Writing “two thousand seven”

Until this post, four days into the new year, I have not had to write 2007 yet. This is an interesting phenomenon to me because ten years ago, I would have been paying the rent on January 1, 1997, and it would have been the first time I had to write 2007 on a check. But I don’t write checks anymore; my bill pay service handles it for me. I have not had to sign and date anything yet this year either. It used to be that for the first few weeks of the year, whenever I had to write the date, I would always write down the previous year, or as we say in the programming world: year–. But with so much more of what we do happening in the electronic world, I find myself having to write the date less and less. It certainly limits the opportunity for mistakes, but on the other hand, because I don’t write the year as much, I tend to forget what year I am in when I do have to write the year. (Remember back in school when just about every we were writing the date in the upper-right corner of our notes. You never forgot what year you were in back then!)

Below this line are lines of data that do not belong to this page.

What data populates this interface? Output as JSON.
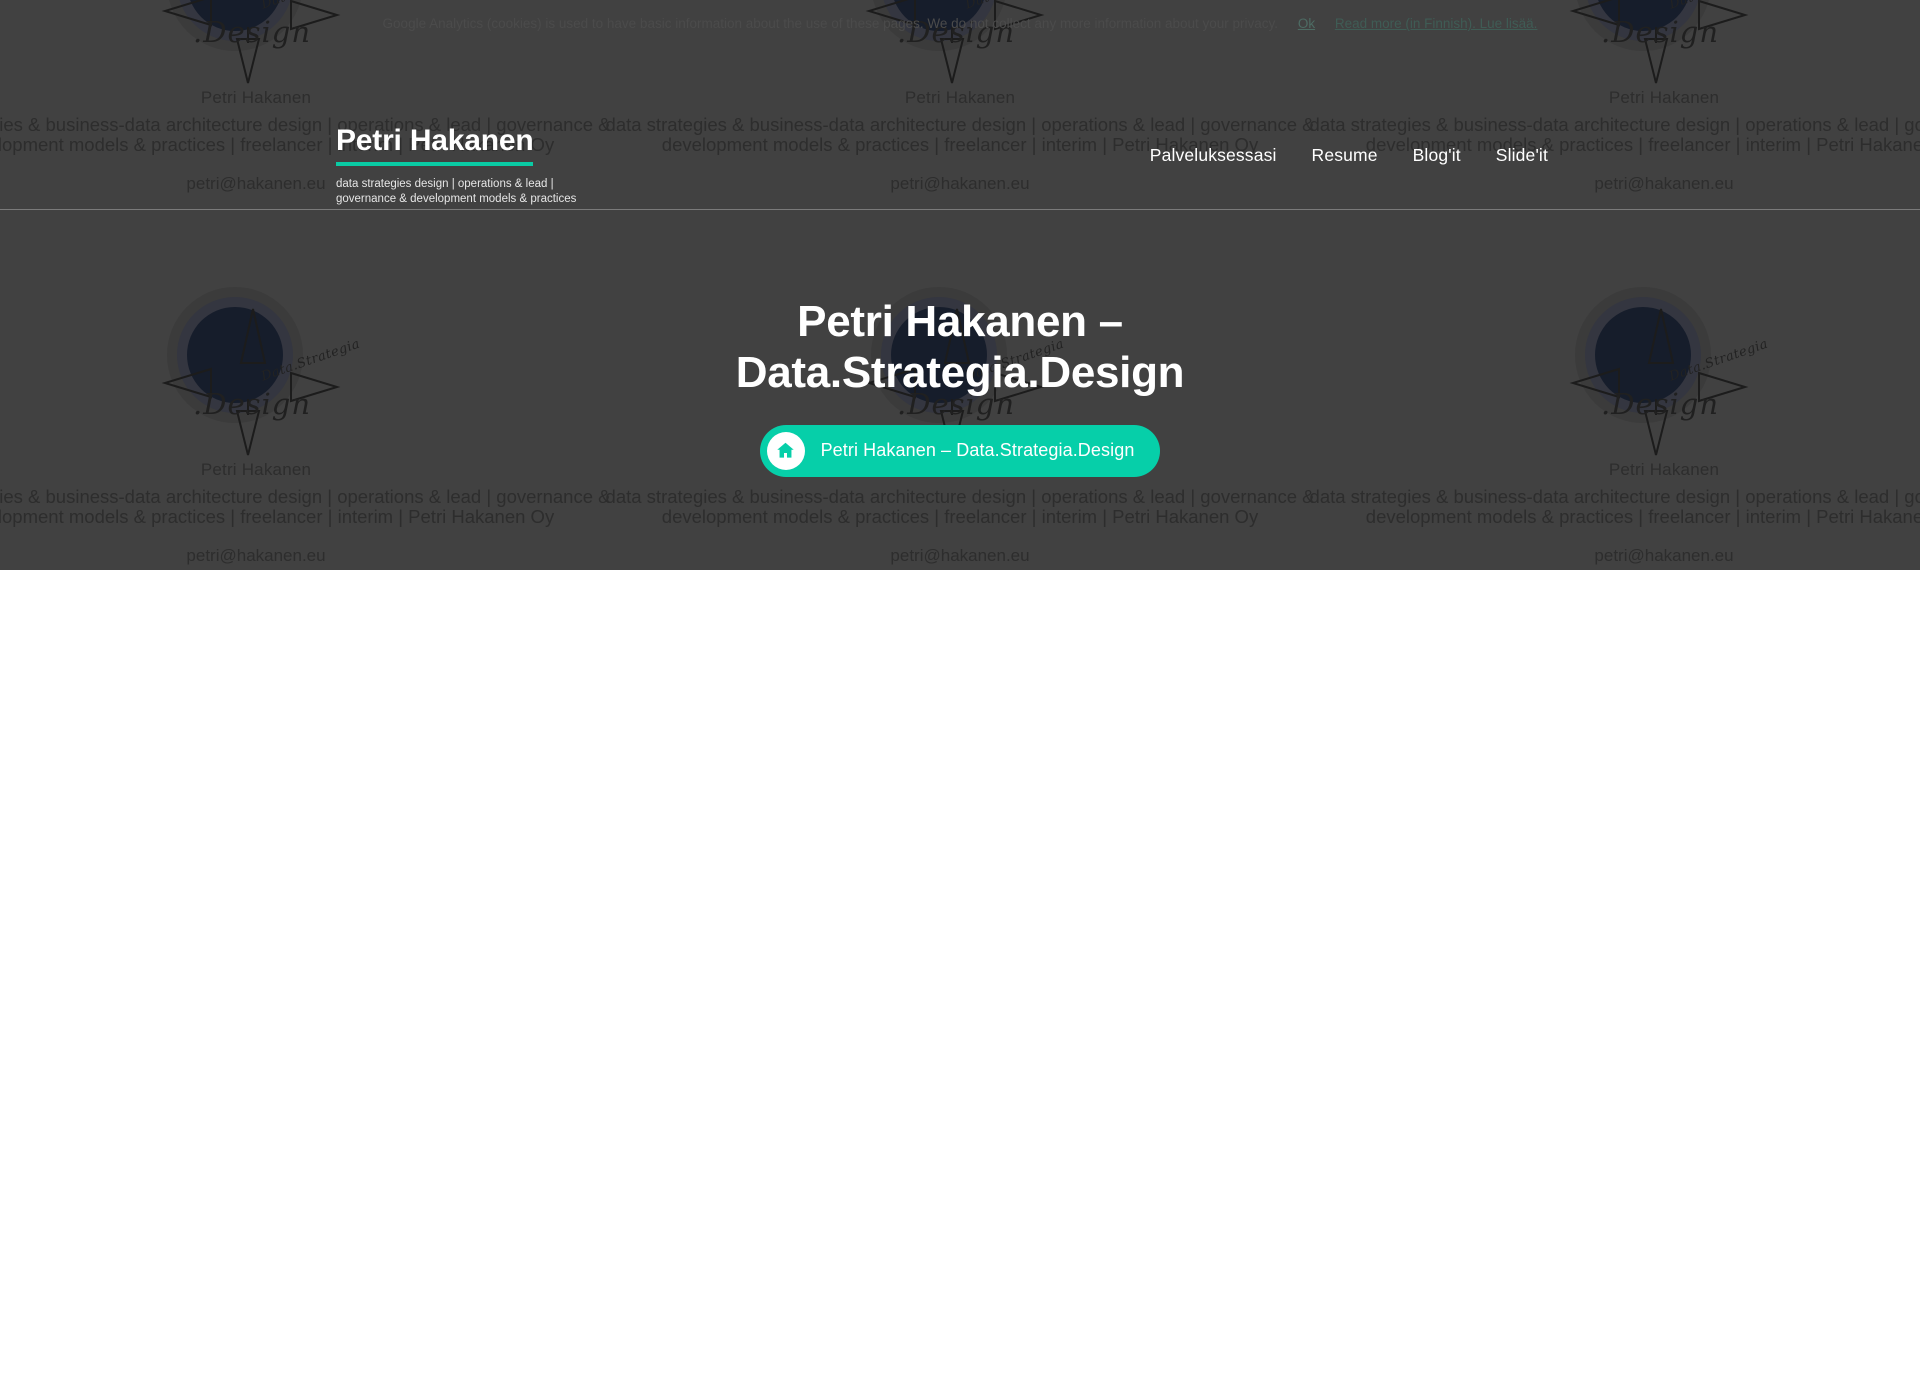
{
  "colors": {
    "accent": "#06CFA9",
    "hero_bg": "#414141",
    "body_bg": "#FFFFFF",
    "nav_text": "#FFFFFF",
    "watermark_text": "#2D2D2D"
  },
  "cookie_notice": {
    "text": "Google Analytics (cookies) is used to have basic information about the use of these pages. We do not collect any more information about your privacy.",
    "ok_label": "Ok",
    "read_more_label": "Read more (in Finnish). Lue lisää."
  },
  "header": {
    "brand_title": "Petri Hakanen",
    "brand_tagline": "data strategies design | operations & lead | governance & development models & practices",
    "nav": [
      {
        "label": "Palveluksessasi"
      },
      {
        "label": "Resume"
      },
      {
        "label": "Blog'it"
      },
      {
        "label": "Slide'it"
      }
    ]
  },
  "hero": {
    "title_line1": "Petri Hakanen –",
    "title_line2": "Data.Strategia.Design",
    "button_label": "Petri Hakanen – Data.Strategia.Design",
    "button_icon": "home-icon"
  },
  "background_watermark": {
    "logo_word_primary": ".Design",
    "logo_word_secondary": "Data.Strategia",
    "name": "Petri Hakanen",
    "tagline_line1": "data strategies & business-data architecture design | operations & lead | governance &",
    "tagline_line2": "development models & practices | freelancer | interim | Petri Hakanen Oy",
    "email": "petri@hakanen.eu"
  }
}
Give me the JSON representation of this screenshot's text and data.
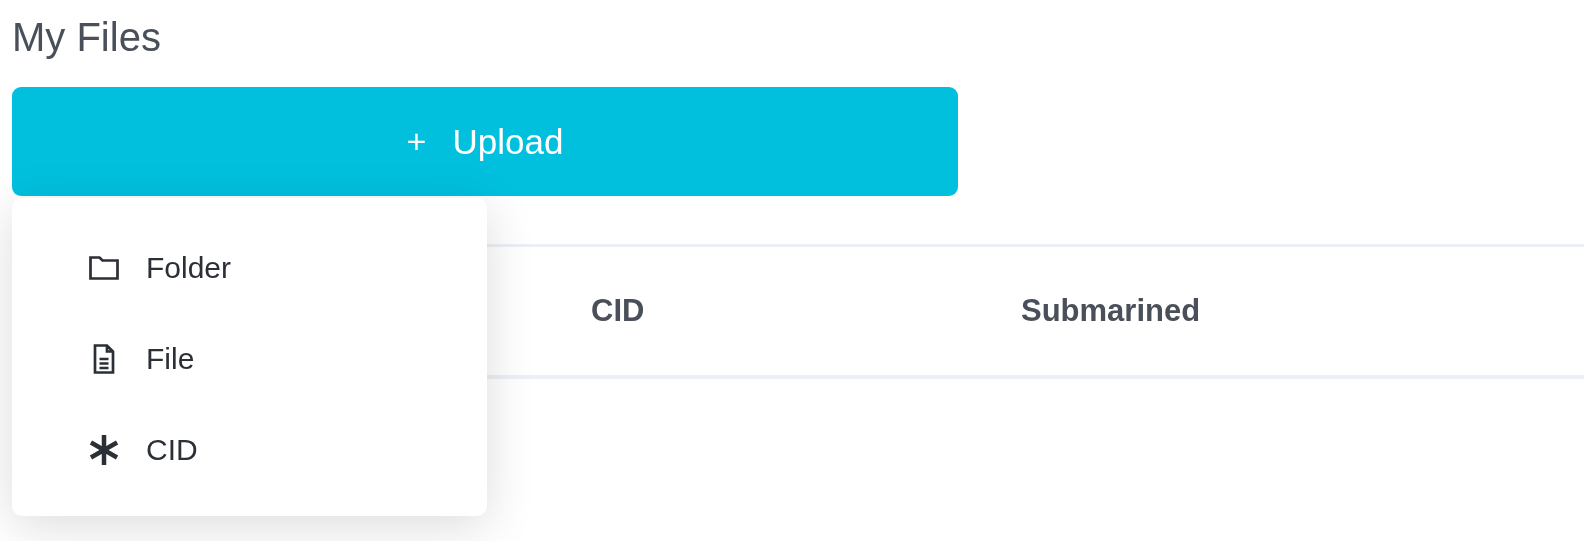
{
  "page": {
    "title": "My Files"
  },
  "upload_button": {
    "icon": "+",
    "label": "Upload"
  },
  "upload_menu": [
    {
      "kind": "folder",
      "label": "Folder"
    },
    {
      "kind": "file",
      "label": "File"
    },
    {
      "kind": "cid",
      "label": "CID"
    }
  ],
  "table": {
    "columns": [
      "CID",
      "Submarined"
    ]
  }
}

Even though I see the year on calendars, and on the date stamps on these blog entries, it doesn’t feel like 2007 until I start writing it. I guess I have some catching up to do: 2007, 2007, 2007, 2007, 2007, 2007, 2007, 2007, 2007, 2007, 2007, 2007, 2007, 2007, 2007, 2007, 2007, 2007, 2007, 2007, 2007, 2007, 2007, 2007, 2007, 2007, 2007, 2007, 2007, 2007, 2007, 2007, 2007, 2007, 2007, 2007, 2007, 2007, 2007, 2007, 2007, 2007, 2007, 2007, 2007, 2007, 2007, 2007, 2007, 2007, 2007, 2007, 2007, 2007, 2007, 2007, 2007, 2007, 2007, 2007, 2007, 2007, 2007, 2007, 2007, 2007, 2007, 2007, 2007, 2007, 2007, 2007…

Published by Jamie Todd Rubin

Jamie Todd Rubin writes fiction and nonfiction for a variety of publications including Analog, Clarkesworld, The Daily Beast, 99U, Daily Science Fiction, Lightspeed, InterGalactic Medicine Show, and several anthologies. He was featured in Lifehacker’s How I Work series. He has been blogging since 2005. By day, he manages software projects and occasionally writes code. He lives in Falls Church, Virginia with his wife and three children. Find him on Twitter at @jamietr.